Obama the legal scholar screws up

Ed Lasky
When addressing families of terror victims regarding his decision to suspend military tribunals of suspected terrorists, President Obama "clearly didn't do his homework" according to the Washington Times. His own legal counsel Greg Craig admitted the President made mistakes when discussing details about terrorism and made a key error when he tried to explain the law to the families.

The column points out that terror suspects want as much information as they can so they can inform terror networks about the methods and people used by our government to track down terror suspects. This is one reason they dismiss their lawyers: they alone can receive these disclosures without having to go through the "filter" of a lawyer.

This facilitates terror in the future. Therefore, prosecutors want to minimize the information released to suspects and to courts; while terror suspects want to maximize the disclosure. When confronted with this conundrum, the President mistakenly interpreted basic Constitutional law. The Washington Times:


... Obama's answer to this conundrum was "there is no reason we have to give [the terrorists] everything." Evidently the former editor of the Harvard Law Review seems to think that one of his powers as president is personally to pick and choose which constitutional rights apply to terror defendants and which do not. That's the very thing they were criticizing President Bush for.

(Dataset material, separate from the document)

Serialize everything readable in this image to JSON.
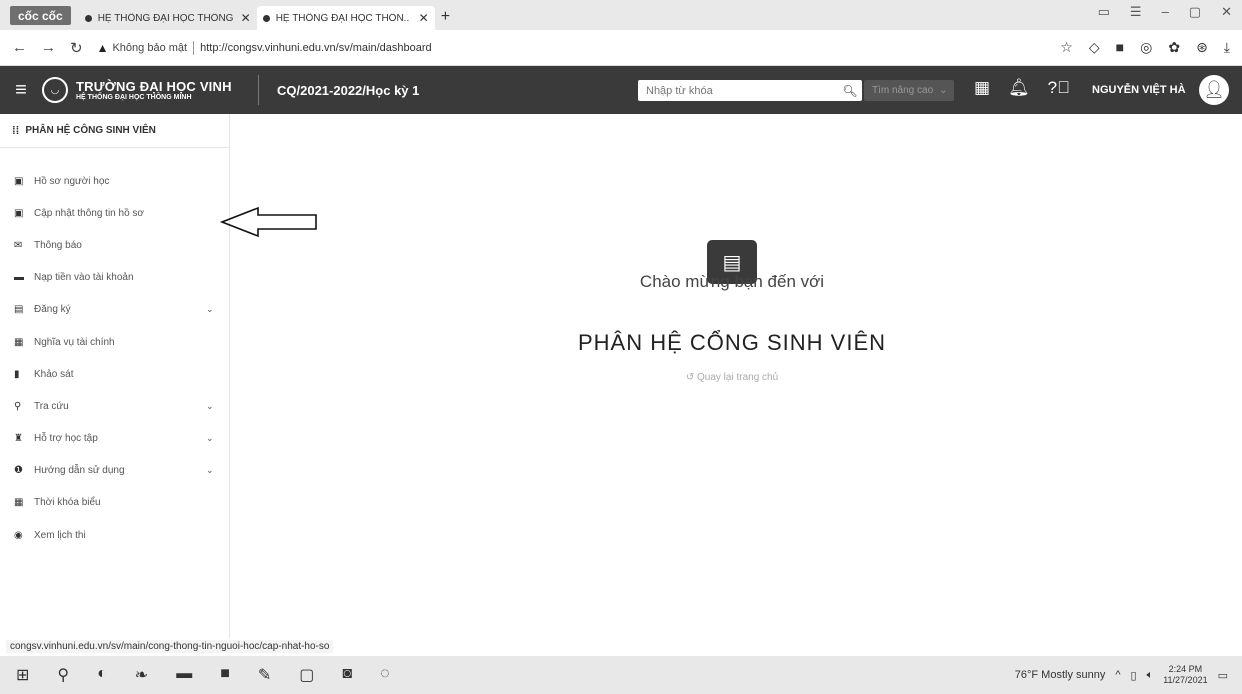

White House Counsel Greg Craig, often seen whispering in the president's ear during question periods, admitted later to Ms. Burlingame that the chief executive was getting the facts of the law wrong during the discussion with the families. Craig asked her if CIPA covers a case in which terrorists defend themselves, noting that "this is something we hadn't contemplated." If nothing else, this admission of ignorance is more evidence that the decision to rush ahead with closing Guantanamo and shutting down the military tribunals was ill-conceived, poorly planned, and may ultimately be injurious to our national security.

This is far from the first time that Barack Obama erred in his understanding of the law. He has a pattern of making similar mistakes, as I pointed out in Barack Obama, Legal Scholar . This should come as a disappointing surprise. After all, during the campaign we heard about his presidency of the Harvard Law Review, his years as a constitutional law professor (actually, more of a lecturer than a professor) at the renowned University of Chicago Law School, his brilliance. Yet, the mistakes he made -- and continues to make -- are ignored by many in the mainstream media.

If George Bush had made these mistakes in front of grieving families, let alone stammered when discussing them (as Deborah Burlingame, one of the relatives, said he did), he would be excoriated for his ignorance and insensitivity. He would be charged as being unprepared (and he was not a lawyer or constitutional professor).

Yet Barack Obama gets yet another pass. Many more yet to come.
When addressing families of terror victims regarding his decision to suspend military tribunals of suspected terrorists, President Obama "clearly didn't do his homework" according to the Washington Times. His own legal counsel Greg Craig admitted the President made mistakes when discussing details about terrorism and made a key error when he tried to explain the law to the families.

The column points out that terror suspects want as much information as they can so they can inform terror networks about the methods and people used by our government to track down terror suspects. This is one reason they dismiss their lawyers: they alone can receive these disclosures without having to go through the "filter" of a lawyer.

This facilitates terror in the future. Therefore, prosecutors want to minimize the information released to suspects and to courts; while terror suspects want to maximize the disclosure. When confronted with this conundrum, the President mistakenly interpreted basic Constitutional law. The Washington Times:


... Obama's answer to this conundrum was "there is no reason we have to give [the terrorists] everything." Evidently the former editor of the Harvard Law Review seems to think that one of his powers as president is personally to pick and choose which constitutional rights apply to terror defendants and which do not. That's the very thing they were criticizing President Bush for.

White House Counsel Greg Craig, often seen whispering in the president's ear during question periods, admitted later to Ms. Burlingame that the chief executive was getting the facts of the law wrong during the discussion with the families. Craig asked her if CIPA covers a case in which terrorists defend themselves, noting that "this is something we hadn't contemplated." If nothing else, this admission of ignorance is more evidence that the decision to rush ahead with closing Guantanamo and shutting down the military tribunals was ill-conceived, poorly planned, and may ultimately be injurious to our national security.

This is far from the first time that Barack Obama erred in his understanding of the law. He has a pattern of making similar mistakes, as I pointed out in Barack Obama, Legal Scholar . This should come as a disappointing surprise. After all, during the campaign we heard about his presidency of the Harvard Law Review, his years as a constitutional law professor (actually, more of a lecturer than a professor) at the renowned University of Chicago Law School, his brilliance. Yet, the mistakes he made -- and continues to make -- are ignored by many in the mainstream media.

If George Bush had made these mistakes in front of grieving families, let alone stammered when discussing them (as Deborah Burlingame, one of the relatives, said he did), he would be excoriated for his ignorance and insensitivity. He would be charged as being unprepared (and he was not a lawyer or constitutional professor).

Yet Barack Obama gets yet another pass. Many more yet to come.